Are adherent cells harder to lyse than non-adherent? or do they just look different when they do? or do I just need to use a different lysis buffer? people here doing monocytes or other leucocytes say that you can see the cells lysing under the microscope quite often and that it should happen fairly fast, are adherent cells just needing a slightly different technique?

Of course the first question any of you is going to ask me is what is the lysis buffer so here is the recipe I was given:

-50mM NaCl
-50mM Hepes
-1% Triton X
-1 tablet phosSTOP (phosphatase inhibitor)
-1 tablet protease inhibitors
-10ml H2O

(I am not sure of the brand of the tablets, this is my first time with westerns so just borrowing reagents from friend to get me off the ground for now)


Comparing your buffer to what I usually use, I think the NaCl might be a bit low (my buffers are 150mM). Also, maybe you could add EDTA or EGTA (the buffer I currently use is 1mM of each of them), I think that might help detaching the adherent cells from the plastic.

Finally, I have a question. Are you sure 200µl of buffer are enough to cover the cells in a 6-well plate well? I usually grow my cells in 24 well plates, and use 100µl of buffer to lyse, so not sure if 200µl for a much bigger well is enough or not.

Just my 2 cents here.

-almost a doctor-

we routinely do lysis like this:
trypsinize cells, centrifuge, wash with PBS, centrufuge, resuspend in lysis buffer (10 min on ice).
it works good, especially if you want to use less lysis buffer

with your buffer I think you are lacking sodiud deoxycholate (0,5%), SDS wouldn't make any harm (0,1 %)
and as almost a doctor said more NaCl

good luck!


@biothorax. Surely the trypsin and centrifugation would affect sensitive cell signalling pathways? I am planning on looking at ERK later on which is produced in response to stress (such as centrifugation etc) and also as my main protein of interest is the cell surface protein E-selectin, trypsin will almost certainly affect its distribution and epitopes.

@almost a doctor. Ok I will try with more NaCl in my next try, and you do make a point about the volume. I usually culture cells in 6 well plates with around 2ml of media, so maybe I should try and go up to around 500ul of lysis buffer or maybe 1ml in order to completely cover them. But won't increasing this volume decrease the concentration of protein I get later on, affecting my ability to see them on a western blot?

any other responses welcome too!


Yes, increasing the lysis buffer volume will definitely decrease the concentration of your protein. Ideally you want to use the minimum possible, is always easier to dilute if you need to than trying to concentrate your protein.

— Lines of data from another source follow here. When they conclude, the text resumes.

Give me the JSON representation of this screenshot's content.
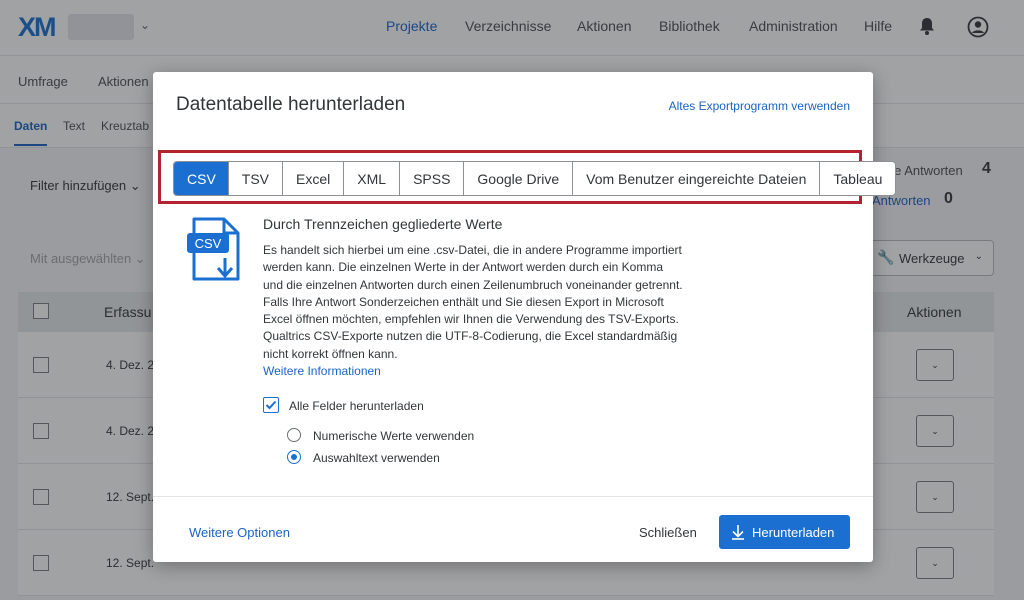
{
  "app": {
    "logo": "XM",
    "nav": [
      "Projekte",
      "Verzeichnisse",
      "Aktionen",
      "Bibliothek",
      "Administration",
      "Hilfe"
    ],
    "subnav": [
      "Umfrage",
      "Aktionen"
    ],
    "tabs": [
      "Daten",
      "Text",
      "Kreuztab"
    ]
  },
  "toolbar": {
    "filter": "Filter hinzufügen",
    "with_selected": "Mit ausgewählten",
    "stat1_label": "nete Antworten",
    "stat1_value": "4",
    "stat2_label": "Antworten",
    "stat2_value": "0",
    "tools": "Werkzeuge"
  },
  "table": {
    "col_date": "Erfassu",
    "col_actions": "Aktionen",
    "rows": [
      "4. Dez. 2",
      "4. Dez. 2",
      "12. Sept.",
      "12. Sept."
    ]
  },
  "modal": {
    "title": "Datentabelle herunterladen",
    "legacy_link": "Altes Exportprogramm verwenden",
    "formats": [
      "CSV",
      "TSV",
      "Excel",
      "XML",
      "SPSS",
      "Google Drive",
      "Vom Benutzer eingereichte Dateien",
      "Tableau"
    ],
    "selected_format": "CSV",
    "icon_label": "CSV",
    "section_title": "Durch Trennzeichen gegliederte Werte",
    "description": "Es handelt sich hierbei um eine .csv-Datei, die in andere Programme importiert werden kann. Die einzelnen Werte in der Antwort werden durch ein Komma und die einzelnen Antworten durch einen Zeilenumbruch voneinander getrennt. Falls Ihre Antwort Sonderzeichen enthält und Sie diesen Export in Microsoft Excel öffnen möchten, empfehlen wir Ihnen die Verwendung des TSV-Exports. Qualtrics CSV-Exporte nutzen die UTF-8-Codierung, die Excel standardmäßig nicht korrekt öffnen kann.",
    "more_info": "Weitere Informationen",
    "checkbox_label": "Alle Felder herunterladen",
    "checkbox_checked": true,
    "radio_numeric": "Numerische Werte verwenden",
    "radio_text": "Auswahltext verwenden",
    "radio_selected": "Auswahltext verwenden",
    "footer": {
      "more_options": "Weitere Optionen",
      "close": "Schließen",
      "download": "Herunterladen"
    }
  },
  "colors": {
    "accent": "#1b6fd1",
    "highlight": "#b3232f"
  }
}
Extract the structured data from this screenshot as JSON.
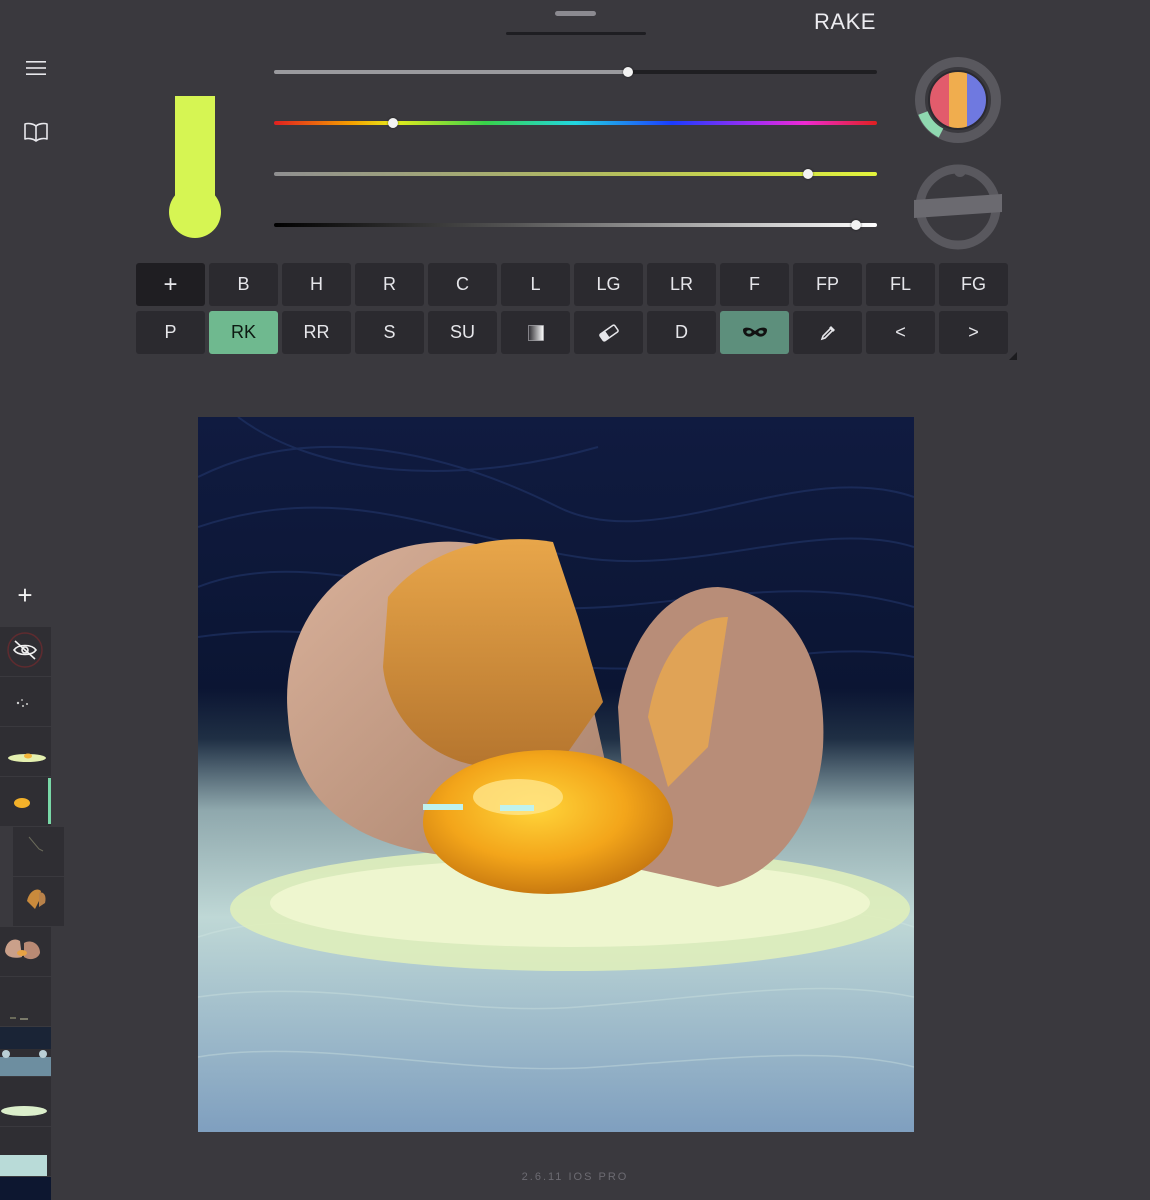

How many cells / well are you growing? Is there any way you could grow them in smaller wells. Some commercial buffers recommend specific volumes depending on plate surface, or cell number, so you might be able to play with that (for example here:

You should also consider what's the maximum volume you can load on your SDS-PAGE system, and how much total protein you want to load, so that you can have a better idea of how diluted can you allow your protein to be.

Hope this helps. Good luck!

-almost a doctor-

@ philman. you are right, trysinizing in your case is not the best idea.. good luck!


triton is a mild detergent and will help extract cytoplasmic proteins by permeabilizing cells. if cells are overgrown, it might be difficult to detach them by simply adding triton buffer.
if you really want the whole cell, use sds in lysis buffer.


I havent counted the cellsto be honest, I just usually grow till they are confluent then use them, I will grow up a load more cells this week then and just try and lyse them under various conditions to see what happens. I could also try counting them too and see what they reccomend for that.


and thanks scolix (posted about 3 seconds before I pressed enter onthe last post) I will try making a buffer with sds too then, or try and time my cells better.